But this author, this woman we’re talking about– and by extension every other woman and man you are kind to– has her own experience and her own needs and her own background.

You didn’t take time to find out how you could make her experience better, how you could support her in a way that would actually be positive for her. You did your thing and that was that.

That’s not what being kind is. Being kind is about the other person. That’s what Jesus Christ taught when he said that losing ourselves in the service of others is how we will find ourselves.

My intent is not to attack you, Mr. Evans. It’s to try to help you to see that your, hopefully sincere, attempt to be kind was a demonstration of your good heart, but a lack of effort to understand the person and the situation. And unfortunately that ‘kindness’ and compliment ended up being hurtful and a demonstration of power over women. And you haven’t acknowledged that.

And that’s making it worse. It’s easy to agree that each person is an individual. So it should be a simple act of humility to stop and consider that even though you might not have meant anything damaging– it was hurtful. And what we’re seeing now is a total unwillingness to do so, which is even more injurious because you’re dismissing the fundamental individuality of the woman in the event we’re talking about.

If you want people to hear your side and see your good intentions, show the strong character you aspire to. It takes strength to be humble. Demonstrate you have that strength by listening, hearing, seeing, and believing. Then you will have a better understanding and you will have built a trusting connection. Then you can be seen, and heard, and believed.
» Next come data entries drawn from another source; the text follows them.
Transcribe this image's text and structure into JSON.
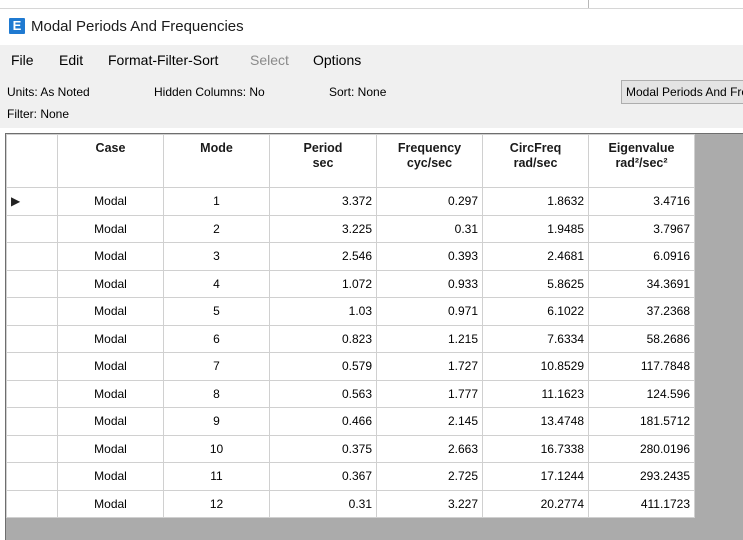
{
  "window": {
    "title": "Modal Periods And Frequencies",
    "icon_letter": "E"
  },
  "menu": [
    "File",
    "Edit",
    "Format-Filter-Sort",
    "Select",
    "Options"
  ],
  "info": {
    "units": "Units: As Noted",
    "hidden": "Hidden Columns: No",
    "sort": "Sort: None",
    "filter": "Filter: None",
    "table_selector": "Modal Periods And Frequencies"
  },
  "columns": [
    {
      "name": "Case",
      "unit": ""
    },
    {
      "name": "Mode",
      "unit": ""
    },
    {
      "name": "Period",
      "unit": "sec"
    },
    {
      "name": "Frequency",
      "unit": "cyc/sec"
    },
    {
      "name": "CircFreq",
      "unit": "rad/sec"
    },
    {
      "name": "Eigenvalue",
      "unit": "rad²/sec²"
    }
  ],
  "row_marker": "▶",
  "rows": [
    [
      "Modal",
      "1",
      "3.372",
      "0.297",
      "1.8632",
      "3.4716"
    ],
    [
      "Modal",
      "2",
      "3.225",
      "0.31",
      "1.9485",
      "3.7967"
    ],
    [
      "Modal",
      "3",
      "2.546",
      "0.393",
      "2.4681",
      "6.0916"
    ],
    [
      "Modal",
      "4",
      "1.072",
      "0.933",
      "5.8625",
      "34.3691"
    ],
    [
      "Modal",
      "5",
      "1.03",
      "0.971",
      "6.1022",
      "37.2368"
    ],
    [
      "Modal",
      "6",
      "0.823",
      "1.215",
      "7.6334",
      "58.2686"
    ],
    [
      "Modal",
      "7",
      "0.579",
      "1.727",
      "10.8529",
      "117.7848"
    ],
    [
      "Modal",
      "8",
      "0.563",
      "1.777",
      "11.1623",
      "124.596"
    ],
    [
      "Modal",
      "9",
      "0.466",
      "2.145",
      "13.4748",
      "181.5712"
    ],
    [
      "Modal",
      "10",
      "0.375",
      "2.663",
      "16.7338",
      "280.0196"
    ],
    [
      "Modal",
      "11",
      "0.367",
      "2.725",
      "17.1244",
      "293.2435"
    ],
    [
      "Modal",
      "12",
      "0.31",
      "3.227",
      "20.2774",
      "411.1723"
    ]
  ]
}
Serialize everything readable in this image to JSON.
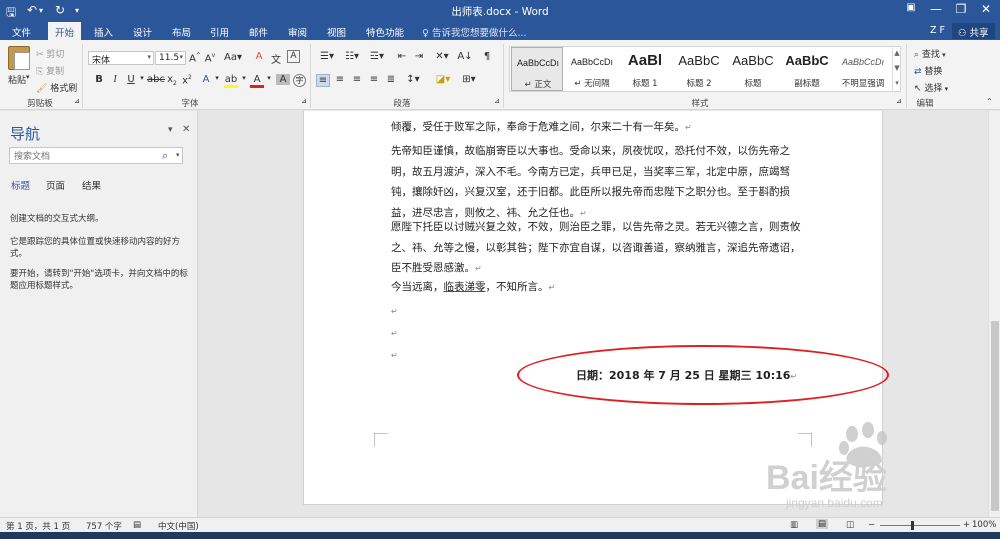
{
  "titlebar": {
    "doc_title": "出师表.docx - Word",
    "save_icon": "save-icon",
    "undo_icon": "undo-icon",
    "redo_icon": "redo-icon"
  },
  "tabs": {
    "file": "文件",
    "home": "开始",
    "insert": "插入",
    "design": "设计",
    "layout": "布局",
    "references": "引用",
    "mailings": "邮件",
    "review": "审阅",
    "view": "视图",
    "features": "特色功能",
    "tell_me": "告诉我您想要做什么...",
    "user": "Z F",
    "share": "共享"
  },
  "ribbon": {
    "clipboard": {
      "paste": "粘贴",
      "cut": "剪切",
      "copy": "复制",
      "format_painter": "格式刷",
      "label": "剪贴板"
    },
    "font": {
      "family": "宋体",
      "size": "11.5",
      "label": "字体"
    },
    "paragraph": {
      "label": "段落"
    },
    "styles": {
      "label": "样式",
      "items": [
        {
          "sample": "AaBbCcDı",
          "name": "↵ 正文"
        },
        {
          "sample": "AaBbCcDı",
          "name": "↵ 无间隔"
        },
        {
          "sample": "AaBl",
          "name": "标题 1"
        },
        {
          "sample": "AaBbC",
          "name": "标题 2"
        },
        {
          "sample": "AaBbC",
          "name": "标题"
        },
        {
          "sample": "AaBbC",
          "name": "副标题"
        },
        {
          "sample": "AaBbCcDı",
          "name": "不明显强调"
        }
      ]
    },
    "editing": {
      "find": "查找",
      "replace": "替换",
      "select": "选择",
      "label": "编辑"
    }
  },
  "nav": {
    "title": "导航",
    "search_placeholder": "搜索文档",
    "tabs": [
      "标题",
      "页面",
      "结果"
    ],
    "hint1": "创建文档的交互式大纲。",
    "hint2": "它是跟踪您的具体位置或快速移动内容的好方式。",
    "hint3": "要开始，请转到\"开始\"选项卡，并向文档中的标题应用标题样式。"
  },
  "document": {
    "p0_line1": "倾覆，受任于败军之际，奉命于危难之间，尔来二十有一年矣。",
    "p1": "先帝知臣谨慎，故临崩寄臣以大事也。受命以来，夙夜忧叹，恐托付不效，以伤先帝之明，故五月渡泸，深入不毛。今南方已定，兵甲已足，当奖率三军，北定中原，庶竭驽钝，攘除奸凶，兴复汉室，还于旧都。此臣所以报先帝而忠陛下之职分也。至于斟酌损益，进尽忠言，则攸之、祎、允之任也。",
    "p2": "愿陛下托臣以讨贼兴复之效，不效，则治臣之罪，以告先帝之灵。若无兴德之言，则责攸之、祎、允等之慢，以彰其咎；陛下亦宜自谋，以咨诹善道，察纳雅言，深追先帝遗诏，臣不胜受恩感激。",
    "p3_before": "今当远离，",
    "p3_link": "临表涕零",
    "p3_after": "，不知所言。",
    "date_line": "日期：2018 年 7 月 25 日  星期三  10:16"
  },
  "status": {
    "page": "第 1 页，共 1 页",
    "words": "757 个字",
    "lang": "中文(中国)",
    "zoom": "100%"
  },
  "watermark": {
    "brand": "Bai经验",
    "url": "jingyan.baidu.com"
  },
  "colors": {
    "ribbon_blue": "#2b579a",
    "highlight_ellipse": "#e02020"
  }
}
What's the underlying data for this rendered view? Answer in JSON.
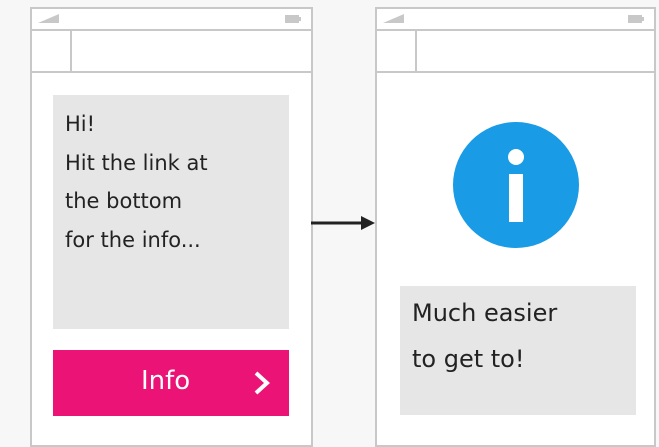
{
  "left_screen": {
    "message_lines": [
      "Hi!",
      "Hit the link at",
      "the bottom",
      "for the info..."
    ],
    "button_label": "Info",
    "button_color": "#eb1375",
    "button_icon": "chevron-right-icon"
  },
  "right_screen": {
    "icon": "info-icon",
    "icon_color": "#1a9be6",
    "message_lines": [
      "Much easier",
      "to get to!"
    ]
  },
  "flow_arrow": "arrow-right-icon"
}
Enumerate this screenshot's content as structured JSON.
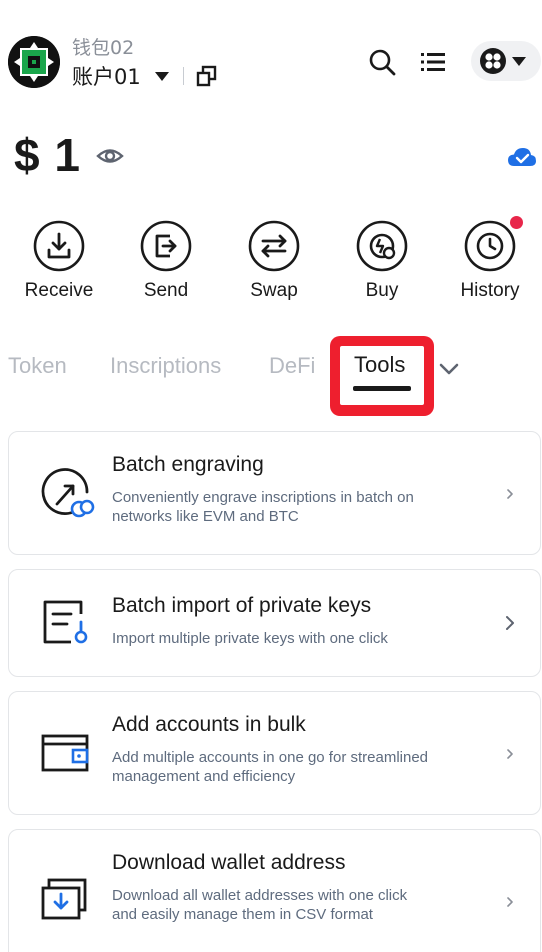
{
  "header": {
    "wallet_name": "钱包02",
    "account_name": "账户01",
    "icons": [
      "wallet-avatar",
      "caret-down-icon",
      "copy-icon",
      "search-icon",
      "menu-list-icon",
      "network-icon",
      "caret-down-icon"
    ]
  },
  "balance": {
    "amount": "$ 1",
    "icons": [
      "eye-icon",
      "cloud-icon"
    ]
  },
  "actions": [
    {
      "label": "Receive",
      "icon": "receive-icon"
    },
    {
      "label": "Send",
      "icon": "send-icon"
    },
    {
      "label": "Swap",
      "icon": "swap-icon"
    },
    {
      "label": "Buy",
      "icon": "buy-icon"
    },
    {
      "label": "History",
      "icon": "history-icon"
    }
  ],
  "tabs": {
    "items": [
      "Token",
      "Inscriptions",
      "DeFi",
      "Tools"
    ],
    "active": "Tools"
  },
  "tools": [
    {
      "title": "Batch engraving",
      "description": "Conveniently engrave inscriptions in batch on networks like EVM and BTC",
      "icon": "batch-engraving-icon"
    },
    {
      "title": "Batch import of private keys",
      "description": "Import multiple private keys with one click",
      "icon": "key-import-icon"
    },
    {
      "title": "Add accounts in bulk",
      "description": "Add multiple accounts in one go for streamlined management and efficiency",
      "icon": "wallet-icon"
    },
    {
      "title": "Download wallet address",
      "description": "Download all wallet addresses with one click and easily manage them in CSV format",
      "icon": "download-icon"
    }
  ],
  "colors": {
    "accent_blue": "#1f6fe5",
    "highlight_red": "#ee1f2e",
    "notification_red": "#e8264a",
    "muted_tab": "#b6bac1",
    "desc_text": "#5e6b7e"
  }
}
Why should you not be heard first? Not be seen first?

Because that’s what leaders do. That’s what men do.

I sincerely hope this reaches you, Mr. Evans. And that it is received not as an attack, but as it was meant to be, a plea for a few moments of powerful introspection.


Jared Garrett